Is Sand Valley going in a new direction?

The Lido and Sledge Valley make course construction the order of the day at Sand Valley.

NEKOOSA, Wisconsin – Mike Keiser’s Sand Valley Resort has already brought a new look for golfers looking to travel.

Its two 18-holers, Sand Valley and Mammoth Dunes, are walking courses with lots of sand – of course – and lots of great views.  On our recent visit we asked some of the veteran staffers to pick their favorite course and some didn’t hesitate to go in another direction.

Rather than choose between the 18-holers they went with Sandbox, a series of 17 par-3 holes that really makes a player think and have fun at the same time.  We had played the two 18-holers on previous visits, but didn’t get to the Sandbox until this summer. I can see why that course was so positively received.

The holes roughly measure between 50 and 150 yards.  The yardages change with the daily adjustment of tee markers.  And, there’s an extra shovel-designed tee marker on each hole for those wishing to have an extra challenge.  It’s much closer to the putting surface, designed for putting only and ideal for match play competitions.

The greens have all kinds of elevation changes and the many bunkers are deep and difficult to escape. All of this was the creation of architects Bill Coore and Ben Crenshaw, who also designed the Sand Valley 18-holer. Short courses are the in vogue thing now, and the Sandbox is like no other that we have seen – and we’ve played lots of them.

Choosing a favorite in the short course world isn’t easy, but it comes down to the Sandbox or the Cradle at North Carolina’s Pinehurst Resort.  They’re different, but both designed purely for fun.

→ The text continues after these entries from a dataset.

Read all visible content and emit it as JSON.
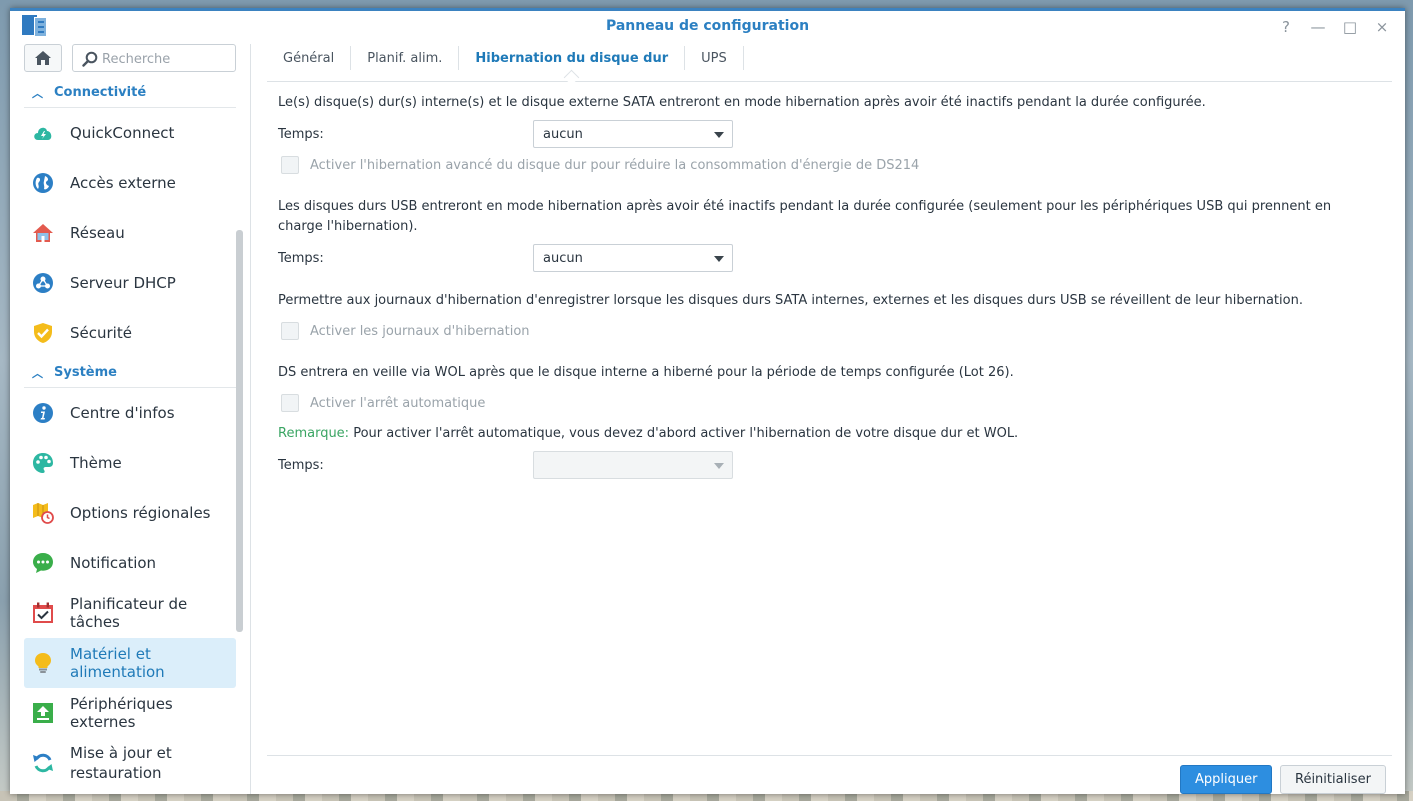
{
  "window": {
    "title": "Panneau de configuration",
    "controls": [
      "?",
      "—",
      "□",
      "×"
    ]
  },
  "search": {
    "placeholder": "Recherche"
  },
  "sidebar": {
    "sections": [
      {
        "label": "Connectivité",
        "items": [
          {
            "label": "QuickConnect",
            "icon": "quickconnect-icon"
          },
          {
            "label": "Accès externe",
            "icon": "globe-icon"
          },
          {
            "label": "Réseau",
            "icon": "home-network-icon"
          },
          {
            "label": "Serveur DHCP",
            "icon": "dhcp-icon"
          },
          {
            "label": "Sécurité",
            "icon": "shield-icon"
          }
        ]
      },
      {
        "label": "Système",
        "items": [
          {
            "label": "Centre d'infos",
            "icon": "info-icon"
          },
          {
            "label": "Thème",
            "icon": "palette-icon"
          },
          {
            "label": "Options régionales",
            "icon": "regional-icon"
          },
          {
            "label": "Notification",
            "icon": "chat-bubble-icon"
          },
          {
            "label": "Planificateur de tâches",
            "icon": "calendar-check-icon"
          },
          {
            "label": "Matériel et alimentation",
            "icon": "lightbulb-icon",
            "active": true
          },
          {
            "label": "Périphériques externes",
            "icon": "upload-icon"
          },
          {
            "label": "Mise à jour et restauration",
            "line1": "Mise à jour et",
            "line2": "restauration",
            "icon": "refresh-icon"
          }
        ]
      }
    ]
  },
  "tabs": [
    "Général",
    "Planif. alim.",
    "Hibernation du disque dur",
    "UPS"
  ],
  "active_tab": "Hibernation du disque dur",
  "content": {
    "p1": "Le(s) disque(s) dur(s) interne(s) et le disque externe SATA entreront en mode hibernation après avoir été inactifs pendant la durée configurée.",
    "time_label": "Temps:",
    "select1_value": "aucun",
    "chk1_label": "Activer l'hibernation avancé du disque dur pour réduire la consommation d'énergie de DS214",
    "p2": "Les disques durs USB entreront en mode hibernation après avoir été inactifs pendant la durée configurée (seulement pour les périphériques USB qui prennent en charge l'hibernation).",
    "select2_value": "aucun",
    "p3": "Permettre aux journaux d'hibernation d'enregistrer lorsque les disques durs SATA internes, externes et les disques durs USB se réveillent de leur hibernation.",
    "chk2_label": "Activer les journaux d'hibernation",
    "p4": "DS entrera en veille via WOL après que le disque interne a hiberné pour la période de temps configurée (Lot 26).",
    "chk3_label": "Activer l'arrêt automatique",
    "remark_key": "Remarque:",
    "remark_text": " Pour activer l'arrêt automatique, vous devez d'abord activer l'hibernation de votre disque dur et WOL.",
    "select3_value": ""
  },
  "footer": {
    "apply": "Appliquer",
    "reset": "Réinitialiser"
  },
  "colors": {
    "accent": "#2c80c2",
    "remark": "#3aa563",
    "active_bg": "#dbeefa",
    "apply_bg": "#2d8ee0"
  }
}
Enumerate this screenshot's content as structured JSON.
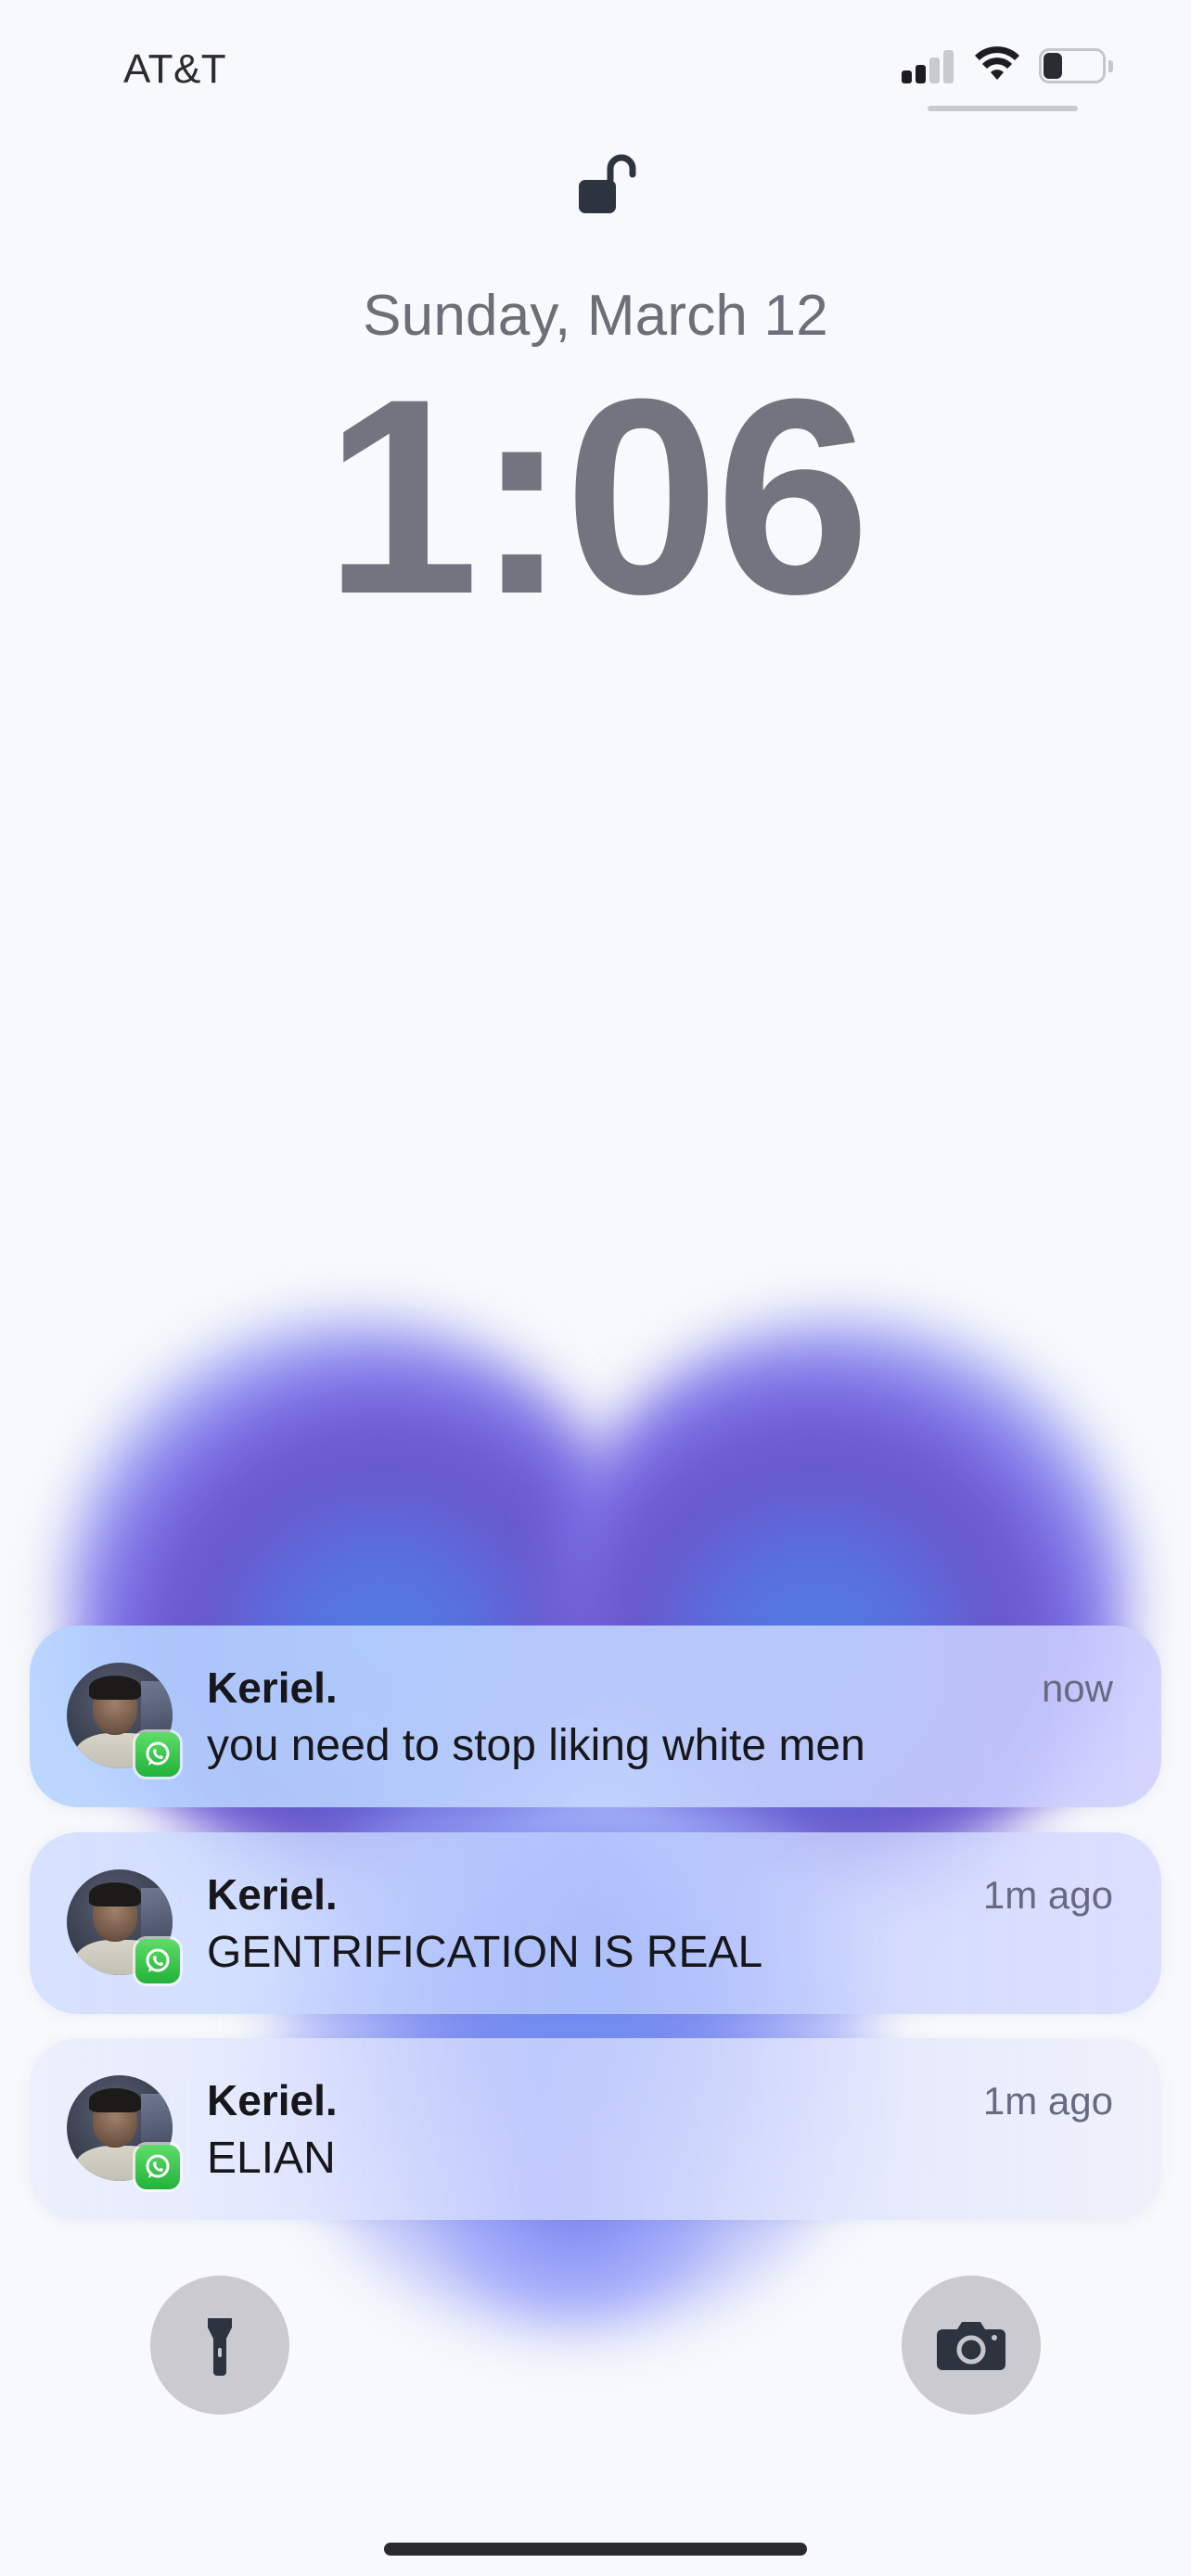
{
  "status_bar": {
    "carrier": "AT&T",
    "signal_bars_active": 2,
    "signal_bars_total": 4,
    "wifi_icon": "wifi-icon",
    "battery_level": 0.35
  },
  "lock": {
    "icon": "unlocked-padlock-icon",
    "date": "Sunday, March 12",
    "time": "1:06"
  },
  "notifications": [
    {
      "sender": "Keriel.",
      "time": "now",
      "message": "you need to stop liking white men",
      "app_icon": "whatsapp-icon"
    },
    {
      "sender": "Keriel.",
      "time": "1m ago",
      "message": "GENTRIFICATION IS REAL",
      "app_icon": "whatsapp-icon"
    },
    {
      "sender": "Keriel.",
      "time": "1m ago",
      "message": "ELIAN",
      "app_icon": "whatsapp-icon"
    }
  ],
  "quick_actions": {
    "left_icon": "flashlight-icon",
    "right_icon": "camera-icon"
  },
  "colors": {
    "background": "#f8f9fc",
    "clock": "#72757f",
    "date": "#6d6f78",
    "wallpaper_heart": "#6a55c8",
    "whatsapp_green": "#23b33a"
  }
}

I found that playing the Cradle was addictive, but now the Sandbox gets my nod as the more fun of the two.

That review completes our current appraisal of the Keiser’s Wisconsin resort that opened in 2017. It was a big hit from the outset, and now things are changing.

Keiser, a Chicago resident who had a successful career in the greeting card business,  became enthralled with the links courses of Scotland and Ireland.  Taking that passion back to the United States, he built Bandon Dunes — a true links course in Oregon.

He’s also built award-winning resorts from Tasmania to Nova Scotia. We haven’t visited any of those, but we’ve encountered a wide variety of golf destinations in our travels and Bandon stands by itself.

Playing the Sandbox at Sand Valley is a golf experience like no other.

Sand Valley, though, is closer to our Midwest roots. We visited there before the place was open and got a walking tour from Keiser’s son Michael Jr. Our first rounds there several years later didn’t disappoint and we left for the drive back to Chicago this year with the same very positive vibes, but we also had to wonder if Sand Valley isn’t headed in a new direction.

For one thing, the Wisconsin State Amateur took over the two 18-holers the day after our departure. That’s the most significant competition held at Sand Valley since the resort opened.  Could more be coming?

The obvious construction work beside and across the street from the entrance to Sand Valley indicates more projects are in the works, and plans for them indicate it won’t be more of the same golf-wise. This is what I’ve learned:

Next course to open there, in 2023, is The Lido. This intrigues lovers of golf history, and I’m certainly one of those.

Lido Golf Club was a private facility built in 1917 on Long Island. Charles Blair Macdonald, designer of America’s first 18-hole course at the Chicago Golf Club, was the main designer of this one and it was called “the most demanding course ever built’’ in its day. It measured only 6,693 yards from the back tees, but that was considered very long a century ago when hickory-shafted clubs were the best equipment option.

During World War II The Lido became “lost.’’ It was demolished by the U.S. Navy, which declared it a strategic defensive site. Some courses after that were “inspired’’ by The Lido, but the Sand Valley version is being touted as the real thing.

Architect Tom Doak, who is overseeing the project, has the advantage of working with an unparalleled collection of photos which are said to replicate the original Lido to the linear square foot.

Sledge Village is also bringing something new and different to Sand Valley. Scheduled to open in 2024, it’ll bring residential golf into the picture with the building of 36 homes. The residents will have a course to play, called Sedge Valley.  Also included in the project is a six-acre putting course, a tennis center, a bistro restaurant, a pool house and an arcade with golf simulators.

Along with the work being done at Sand Valley Keiser has just come out with a new book, “The Nature of the Game – Links Golf at Bandon Dunes and Far Beyond,’’  written with Stephen Goodwin (Alfred A. Knopf, Publisher, New York).

While copies weren’t available at the Sand Valley pro shop or several PGA Superstore locations at the time of our visit, I did find one at a Barnes and Noble location. The book provides insight into all of Keiser’s resort creations, including what’s in the works at Sand Valley.  His final sentence of the book, though, may be the most revealing:

“The most interesting chapter is always the next one.’’

If you want to understand the benefits of links golf this Mike Keiser book is well worth reading.